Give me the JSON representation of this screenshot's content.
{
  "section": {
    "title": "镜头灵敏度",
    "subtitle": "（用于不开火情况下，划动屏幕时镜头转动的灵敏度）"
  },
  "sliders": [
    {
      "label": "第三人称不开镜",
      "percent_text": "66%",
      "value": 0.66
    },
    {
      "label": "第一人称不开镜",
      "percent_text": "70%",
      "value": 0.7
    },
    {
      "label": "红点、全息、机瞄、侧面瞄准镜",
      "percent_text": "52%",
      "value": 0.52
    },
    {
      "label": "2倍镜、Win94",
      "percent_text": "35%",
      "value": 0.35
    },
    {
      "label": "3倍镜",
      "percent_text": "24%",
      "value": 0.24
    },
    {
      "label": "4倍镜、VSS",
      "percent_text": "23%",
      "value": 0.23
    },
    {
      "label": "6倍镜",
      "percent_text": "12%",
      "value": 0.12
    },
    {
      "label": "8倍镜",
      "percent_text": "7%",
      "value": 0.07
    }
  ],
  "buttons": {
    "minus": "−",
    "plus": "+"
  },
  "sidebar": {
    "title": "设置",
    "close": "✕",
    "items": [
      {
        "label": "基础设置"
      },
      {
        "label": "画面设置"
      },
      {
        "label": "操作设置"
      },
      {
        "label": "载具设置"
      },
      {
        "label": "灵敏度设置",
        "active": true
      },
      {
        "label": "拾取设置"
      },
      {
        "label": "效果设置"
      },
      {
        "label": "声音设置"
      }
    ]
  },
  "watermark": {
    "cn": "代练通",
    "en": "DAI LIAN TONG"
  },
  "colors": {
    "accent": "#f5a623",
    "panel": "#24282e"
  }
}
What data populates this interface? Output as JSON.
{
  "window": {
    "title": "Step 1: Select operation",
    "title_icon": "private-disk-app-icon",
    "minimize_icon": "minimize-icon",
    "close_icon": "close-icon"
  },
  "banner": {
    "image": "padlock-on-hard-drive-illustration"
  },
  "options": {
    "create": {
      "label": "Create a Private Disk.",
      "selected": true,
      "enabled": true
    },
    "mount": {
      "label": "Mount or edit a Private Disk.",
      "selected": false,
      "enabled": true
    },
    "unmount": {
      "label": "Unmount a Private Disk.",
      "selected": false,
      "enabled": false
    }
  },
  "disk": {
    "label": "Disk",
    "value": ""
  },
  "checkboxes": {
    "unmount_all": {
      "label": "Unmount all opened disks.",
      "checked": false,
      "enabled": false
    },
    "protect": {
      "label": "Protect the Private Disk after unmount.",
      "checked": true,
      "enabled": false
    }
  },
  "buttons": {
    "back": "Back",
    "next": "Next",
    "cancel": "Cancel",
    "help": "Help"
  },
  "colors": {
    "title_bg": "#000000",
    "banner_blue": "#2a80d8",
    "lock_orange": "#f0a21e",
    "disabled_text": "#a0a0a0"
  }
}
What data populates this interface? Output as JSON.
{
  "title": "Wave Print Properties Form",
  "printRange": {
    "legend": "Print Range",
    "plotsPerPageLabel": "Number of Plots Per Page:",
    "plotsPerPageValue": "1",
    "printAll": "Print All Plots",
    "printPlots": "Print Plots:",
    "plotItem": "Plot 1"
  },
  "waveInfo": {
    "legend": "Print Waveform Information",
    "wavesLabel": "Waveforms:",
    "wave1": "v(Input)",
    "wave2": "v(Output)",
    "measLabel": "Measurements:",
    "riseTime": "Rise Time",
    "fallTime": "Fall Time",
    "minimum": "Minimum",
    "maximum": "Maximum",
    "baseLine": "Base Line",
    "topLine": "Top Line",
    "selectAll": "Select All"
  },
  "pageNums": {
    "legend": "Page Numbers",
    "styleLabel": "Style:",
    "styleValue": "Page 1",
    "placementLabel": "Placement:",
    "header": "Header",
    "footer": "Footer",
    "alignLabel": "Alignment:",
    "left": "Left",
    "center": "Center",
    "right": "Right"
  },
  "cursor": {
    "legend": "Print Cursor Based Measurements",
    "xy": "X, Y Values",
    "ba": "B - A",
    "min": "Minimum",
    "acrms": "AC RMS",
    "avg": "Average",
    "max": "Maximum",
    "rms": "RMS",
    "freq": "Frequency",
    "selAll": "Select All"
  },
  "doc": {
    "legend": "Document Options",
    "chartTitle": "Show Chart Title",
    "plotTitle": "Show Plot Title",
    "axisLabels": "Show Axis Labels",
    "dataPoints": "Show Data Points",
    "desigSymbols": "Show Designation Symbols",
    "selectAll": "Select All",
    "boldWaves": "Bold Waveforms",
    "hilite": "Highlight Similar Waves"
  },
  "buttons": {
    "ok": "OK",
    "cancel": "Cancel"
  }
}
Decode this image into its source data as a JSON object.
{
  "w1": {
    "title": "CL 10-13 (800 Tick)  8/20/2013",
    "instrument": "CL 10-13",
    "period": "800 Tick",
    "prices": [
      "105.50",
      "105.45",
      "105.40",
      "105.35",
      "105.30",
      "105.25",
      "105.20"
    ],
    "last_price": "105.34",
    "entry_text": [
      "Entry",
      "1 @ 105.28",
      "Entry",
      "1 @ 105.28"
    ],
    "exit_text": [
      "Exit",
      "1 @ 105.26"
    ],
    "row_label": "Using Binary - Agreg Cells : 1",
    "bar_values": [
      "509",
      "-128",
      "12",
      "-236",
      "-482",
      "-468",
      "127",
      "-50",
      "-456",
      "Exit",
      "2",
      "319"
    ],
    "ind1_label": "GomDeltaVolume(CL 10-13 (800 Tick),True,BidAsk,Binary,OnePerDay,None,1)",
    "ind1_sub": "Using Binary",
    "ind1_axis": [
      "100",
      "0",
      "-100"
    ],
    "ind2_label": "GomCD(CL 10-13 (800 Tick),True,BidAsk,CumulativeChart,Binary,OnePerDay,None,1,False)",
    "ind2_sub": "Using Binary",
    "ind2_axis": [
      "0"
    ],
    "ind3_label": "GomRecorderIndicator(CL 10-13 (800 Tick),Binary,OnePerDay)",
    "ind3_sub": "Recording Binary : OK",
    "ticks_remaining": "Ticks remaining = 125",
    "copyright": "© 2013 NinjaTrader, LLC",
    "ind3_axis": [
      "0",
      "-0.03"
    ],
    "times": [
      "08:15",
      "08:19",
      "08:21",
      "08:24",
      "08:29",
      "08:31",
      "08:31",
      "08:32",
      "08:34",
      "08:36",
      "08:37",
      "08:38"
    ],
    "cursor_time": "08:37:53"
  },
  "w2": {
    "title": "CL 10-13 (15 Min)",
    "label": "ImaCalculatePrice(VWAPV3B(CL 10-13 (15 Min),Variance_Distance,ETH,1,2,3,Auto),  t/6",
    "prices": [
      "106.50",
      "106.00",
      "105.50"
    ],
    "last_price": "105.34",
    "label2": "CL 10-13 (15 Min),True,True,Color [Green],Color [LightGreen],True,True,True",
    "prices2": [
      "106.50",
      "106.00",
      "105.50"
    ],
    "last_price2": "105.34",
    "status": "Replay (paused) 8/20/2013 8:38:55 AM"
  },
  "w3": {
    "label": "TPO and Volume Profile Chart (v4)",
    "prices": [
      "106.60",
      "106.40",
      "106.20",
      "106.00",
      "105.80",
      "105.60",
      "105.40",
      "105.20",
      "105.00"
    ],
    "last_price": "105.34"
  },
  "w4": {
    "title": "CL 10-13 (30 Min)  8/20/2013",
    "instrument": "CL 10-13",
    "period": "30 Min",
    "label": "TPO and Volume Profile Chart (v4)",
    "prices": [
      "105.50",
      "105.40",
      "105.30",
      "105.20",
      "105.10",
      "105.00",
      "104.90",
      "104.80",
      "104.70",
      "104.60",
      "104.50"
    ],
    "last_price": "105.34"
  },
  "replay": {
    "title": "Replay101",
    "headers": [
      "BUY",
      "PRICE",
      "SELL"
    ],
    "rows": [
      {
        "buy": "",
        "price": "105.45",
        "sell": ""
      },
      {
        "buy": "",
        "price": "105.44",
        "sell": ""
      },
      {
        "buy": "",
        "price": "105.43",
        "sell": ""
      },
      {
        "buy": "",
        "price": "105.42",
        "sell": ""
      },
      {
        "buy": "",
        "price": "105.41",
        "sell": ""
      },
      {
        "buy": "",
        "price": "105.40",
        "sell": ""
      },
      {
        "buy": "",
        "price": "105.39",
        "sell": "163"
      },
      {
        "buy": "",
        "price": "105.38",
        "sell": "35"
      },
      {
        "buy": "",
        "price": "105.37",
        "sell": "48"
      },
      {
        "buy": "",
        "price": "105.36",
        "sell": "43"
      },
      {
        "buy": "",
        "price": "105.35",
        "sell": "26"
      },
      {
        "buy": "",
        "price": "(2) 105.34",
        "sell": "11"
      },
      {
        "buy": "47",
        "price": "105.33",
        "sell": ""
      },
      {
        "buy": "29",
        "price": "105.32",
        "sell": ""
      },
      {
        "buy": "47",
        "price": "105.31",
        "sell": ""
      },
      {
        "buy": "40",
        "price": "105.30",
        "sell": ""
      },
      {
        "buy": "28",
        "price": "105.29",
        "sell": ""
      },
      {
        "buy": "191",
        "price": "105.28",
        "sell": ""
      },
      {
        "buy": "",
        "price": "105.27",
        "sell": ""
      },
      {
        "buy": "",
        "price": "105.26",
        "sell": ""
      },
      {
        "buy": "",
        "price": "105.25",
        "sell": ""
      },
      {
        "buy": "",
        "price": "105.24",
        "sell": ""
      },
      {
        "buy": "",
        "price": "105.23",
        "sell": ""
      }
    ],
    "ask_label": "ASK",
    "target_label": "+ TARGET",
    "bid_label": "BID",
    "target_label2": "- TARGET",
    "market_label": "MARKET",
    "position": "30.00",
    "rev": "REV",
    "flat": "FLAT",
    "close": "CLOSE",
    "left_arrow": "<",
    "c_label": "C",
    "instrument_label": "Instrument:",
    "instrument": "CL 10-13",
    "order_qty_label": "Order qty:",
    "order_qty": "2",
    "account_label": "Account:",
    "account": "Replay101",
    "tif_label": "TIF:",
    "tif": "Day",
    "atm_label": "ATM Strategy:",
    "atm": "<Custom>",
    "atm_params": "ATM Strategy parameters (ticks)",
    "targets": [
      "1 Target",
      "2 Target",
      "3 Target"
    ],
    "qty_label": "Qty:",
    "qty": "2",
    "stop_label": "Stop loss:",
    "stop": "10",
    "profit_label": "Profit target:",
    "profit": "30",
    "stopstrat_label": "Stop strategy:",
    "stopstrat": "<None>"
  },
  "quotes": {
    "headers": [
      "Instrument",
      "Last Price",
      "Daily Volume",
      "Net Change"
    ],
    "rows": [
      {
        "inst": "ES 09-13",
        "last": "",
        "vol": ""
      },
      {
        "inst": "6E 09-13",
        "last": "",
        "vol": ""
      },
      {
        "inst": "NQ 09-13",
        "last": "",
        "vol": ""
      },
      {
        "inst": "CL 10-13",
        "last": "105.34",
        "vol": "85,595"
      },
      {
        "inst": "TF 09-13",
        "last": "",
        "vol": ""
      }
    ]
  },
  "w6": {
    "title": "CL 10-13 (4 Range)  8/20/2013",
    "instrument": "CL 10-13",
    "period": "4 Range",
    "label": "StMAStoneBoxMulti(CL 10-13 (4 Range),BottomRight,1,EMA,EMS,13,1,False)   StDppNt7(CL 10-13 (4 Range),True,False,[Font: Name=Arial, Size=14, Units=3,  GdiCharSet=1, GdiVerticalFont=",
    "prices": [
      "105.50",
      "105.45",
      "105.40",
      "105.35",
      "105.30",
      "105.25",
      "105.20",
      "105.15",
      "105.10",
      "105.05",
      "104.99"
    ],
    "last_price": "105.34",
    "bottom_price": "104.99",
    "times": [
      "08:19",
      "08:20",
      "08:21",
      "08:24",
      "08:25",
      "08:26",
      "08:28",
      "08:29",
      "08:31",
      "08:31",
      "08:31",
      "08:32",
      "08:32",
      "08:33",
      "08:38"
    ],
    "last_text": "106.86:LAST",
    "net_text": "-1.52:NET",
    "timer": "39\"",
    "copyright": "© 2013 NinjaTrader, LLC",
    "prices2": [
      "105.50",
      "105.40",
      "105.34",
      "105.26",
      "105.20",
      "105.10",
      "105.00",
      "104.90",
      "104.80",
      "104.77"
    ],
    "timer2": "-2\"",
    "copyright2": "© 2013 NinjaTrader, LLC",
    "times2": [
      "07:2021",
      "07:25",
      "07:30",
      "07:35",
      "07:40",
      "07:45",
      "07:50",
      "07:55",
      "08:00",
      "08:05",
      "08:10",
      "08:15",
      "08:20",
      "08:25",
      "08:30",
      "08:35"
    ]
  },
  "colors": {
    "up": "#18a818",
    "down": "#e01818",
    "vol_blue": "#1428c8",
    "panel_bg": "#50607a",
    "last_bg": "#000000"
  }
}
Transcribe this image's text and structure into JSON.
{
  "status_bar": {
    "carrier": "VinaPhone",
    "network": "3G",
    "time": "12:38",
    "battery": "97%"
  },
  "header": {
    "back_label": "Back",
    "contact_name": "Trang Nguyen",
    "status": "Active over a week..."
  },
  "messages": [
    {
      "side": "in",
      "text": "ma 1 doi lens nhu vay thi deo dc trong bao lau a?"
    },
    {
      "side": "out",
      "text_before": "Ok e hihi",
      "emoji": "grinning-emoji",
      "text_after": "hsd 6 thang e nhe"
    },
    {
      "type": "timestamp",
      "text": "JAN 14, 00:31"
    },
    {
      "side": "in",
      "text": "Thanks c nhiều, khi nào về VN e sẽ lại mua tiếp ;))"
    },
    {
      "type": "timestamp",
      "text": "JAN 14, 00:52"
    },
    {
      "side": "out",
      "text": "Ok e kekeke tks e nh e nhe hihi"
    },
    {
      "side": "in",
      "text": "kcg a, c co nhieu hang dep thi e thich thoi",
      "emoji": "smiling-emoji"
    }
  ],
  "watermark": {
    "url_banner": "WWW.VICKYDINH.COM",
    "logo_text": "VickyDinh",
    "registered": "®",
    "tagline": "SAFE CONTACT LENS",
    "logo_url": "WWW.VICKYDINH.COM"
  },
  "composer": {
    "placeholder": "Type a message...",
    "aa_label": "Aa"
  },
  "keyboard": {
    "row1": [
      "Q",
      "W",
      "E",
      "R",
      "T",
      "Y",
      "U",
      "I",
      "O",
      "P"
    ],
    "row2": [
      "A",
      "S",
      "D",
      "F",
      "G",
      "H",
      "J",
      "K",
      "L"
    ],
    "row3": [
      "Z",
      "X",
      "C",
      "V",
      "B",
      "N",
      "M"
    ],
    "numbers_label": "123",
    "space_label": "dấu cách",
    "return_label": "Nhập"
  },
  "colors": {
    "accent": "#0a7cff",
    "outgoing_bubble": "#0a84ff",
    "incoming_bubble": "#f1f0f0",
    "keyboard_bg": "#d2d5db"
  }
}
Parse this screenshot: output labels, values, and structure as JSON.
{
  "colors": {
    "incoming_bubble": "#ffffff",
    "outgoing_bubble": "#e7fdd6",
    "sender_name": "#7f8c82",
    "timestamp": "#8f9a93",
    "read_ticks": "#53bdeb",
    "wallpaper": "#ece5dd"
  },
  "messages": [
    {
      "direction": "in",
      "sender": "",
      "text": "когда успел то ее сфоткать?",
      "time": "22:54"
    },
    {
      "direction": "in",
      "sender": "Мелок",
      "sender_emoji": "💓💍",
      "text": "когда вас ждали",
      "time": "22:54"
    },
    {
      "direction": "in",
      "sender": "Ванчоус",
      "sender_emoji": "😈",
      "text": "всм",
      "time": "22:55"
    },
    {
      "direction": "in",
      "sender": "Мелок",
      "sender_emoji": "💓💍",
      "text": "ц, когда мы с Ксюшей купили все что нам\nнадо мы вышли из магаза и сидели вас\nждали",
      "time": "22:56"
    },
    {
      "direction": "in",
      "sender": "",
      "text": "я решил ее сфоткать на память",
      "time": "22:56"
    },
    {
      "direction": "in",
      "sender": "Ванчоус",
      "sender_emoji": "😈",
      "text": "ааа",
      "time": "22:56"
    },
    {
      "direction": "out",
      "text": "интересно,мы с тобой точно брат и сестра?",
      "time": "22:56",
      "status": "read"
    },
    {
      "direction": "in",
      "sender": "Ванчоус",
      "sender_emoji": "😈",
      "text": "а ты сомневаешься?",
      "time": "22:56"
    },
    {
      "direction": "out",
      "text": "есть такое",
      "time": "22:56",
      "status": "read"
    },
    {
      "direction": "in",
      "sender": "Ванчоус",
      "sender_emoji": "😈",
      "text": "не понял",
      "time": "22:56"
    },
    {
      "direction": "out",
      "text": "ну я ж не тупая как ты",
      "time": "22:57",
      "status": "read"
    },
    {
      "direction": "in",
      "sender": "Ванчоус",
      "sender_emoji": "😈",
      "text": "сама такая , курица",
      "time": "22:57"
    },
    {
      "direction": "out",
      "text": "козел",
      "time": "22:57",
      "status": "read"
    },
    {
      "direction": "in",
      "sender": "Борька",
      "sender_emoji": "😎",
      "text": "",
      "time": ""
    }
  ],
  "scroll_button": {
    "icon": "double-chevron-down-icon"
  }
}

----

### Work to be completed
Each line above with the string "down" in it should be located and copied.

### Completed task
    "down": "#e01818",
    "icon": "double-chevron-down-icon"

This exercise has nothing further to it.